Sunday, 8 May 2011
why does green tea taste like dirt?
Green courtyard to go with the green tea
One of my intentions is to write this blog not just for those initiated to tea, but for people curious about tea, as well. Maybe they've had teabags and don't really get what all the fuss is about. Or they only drink tea when they're ill. Or they bought a box of teabags three years ago and periodically pull it out to brew a dusty old bag. With terrible results.
So, a good acquaintance on twitter (look how far we've come with all of this) complained about green tea today, and I thought it was the perfect opportunity to give a few simple tips for brewing this stuff.
First of all, here's @CherylAnneNY and if you roll back through her tweets, you'll see that she's less than impressed with the green leaf.
I'm sure we could find a really pedantic site that explains brewing green tea in a really intricate and obsessive way. We're going to avoid that route entirely. I found a clearly written, short article about it (How to brew green tea), but I can already here you kvetching about each of the little things mentioned.
Here is a direct quote of the four main points:
1. Use loose tea
2. Heat fresh cold water to 165-170 degrees F in a non-reactive teakettle.
3. Let the tea expand while steeping
4. To adjust the taste, change the amount of tea, not the brew time
'Loose tea?', you ask. Is that really necessary? You want as little mess as possible. I know where you're coming from, but it really makes a huge difference. Quality and temperature of water are also crucial, but if you're using tea of questionable quality, then you'll get tea of the same questionable quality.
We want to keep this simple. Although filtered water is best, the most important thing, in my experience, is how hot the water is. For a long time, I let the water boil and added cold water to it. I've since learned that the water's properties change when you let it get to a rolling boil.
If you don't have a thermometer to check that the water isn't hotter than 170°F, then simply let it almost boil. I know that's not at all scientific and there are tea obsessives out there who'll insist that this is leading you down the wrong path. We're going to ignore them for the time being.

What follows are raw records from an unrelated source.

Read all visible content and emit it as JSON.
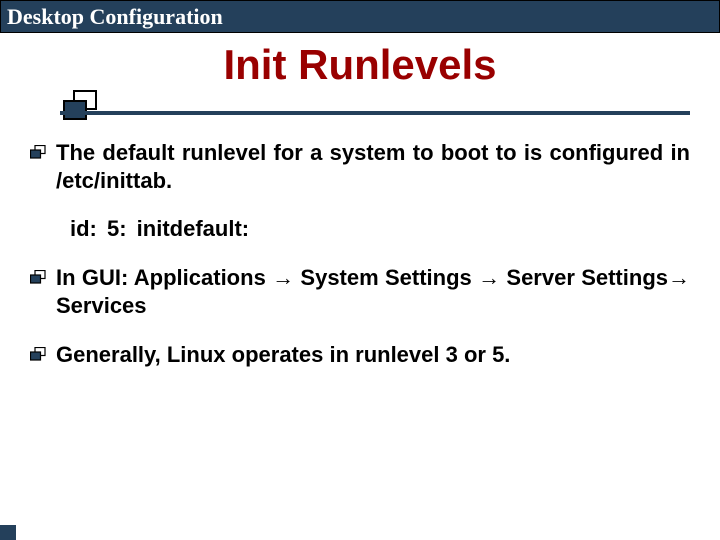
{
  "banner": {
    "title": "Desktop Configuration"
  },
  "title": "Init Runlevels",
  "bullets": [
    "The default runlevel for a system to boot to is configured in /etc/inittab.",
    "In GUI: Applications → System Settings → Server Settings→ Services",
    "Generally, Linux operates in runlevel 3 or 5."
  ],
  "code": "id: 5: initdefault:",
  "colors": {
    "banner": "#24405b",
    "title": "#990000"
  }
}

We just want to make it more comfortable for you in here with us tea drinkers. Once you taste how much better the tea is brewed with cooler water, you're more likely to ease in a bit deeper and start juggling thermometers and the teapots that're more ideal for green tea.
Until then, play with it. Use more leaves or less. Brew it for shorter than you think you should. It doesn't matter if the water is such a light shade of green that it looks like yellow water. How it looks is far less important than how it tastes.
I'm going to end this post by begging for responses. Cheryl agreed to let me mention her here by name, and then she pleaded, 'Hopefully you will suggest brands that don't taste like dirt.' Help me out here my loyal readership. I don't know American tea brands very well at all. What should she start with? If she has to go with teabags to start out, what's a brand of teabag that's not that bad?
Come on people...jump in here and help us out.
'Help me, Obi-Wan Kenobi. You're my only hope.' -Princess Leia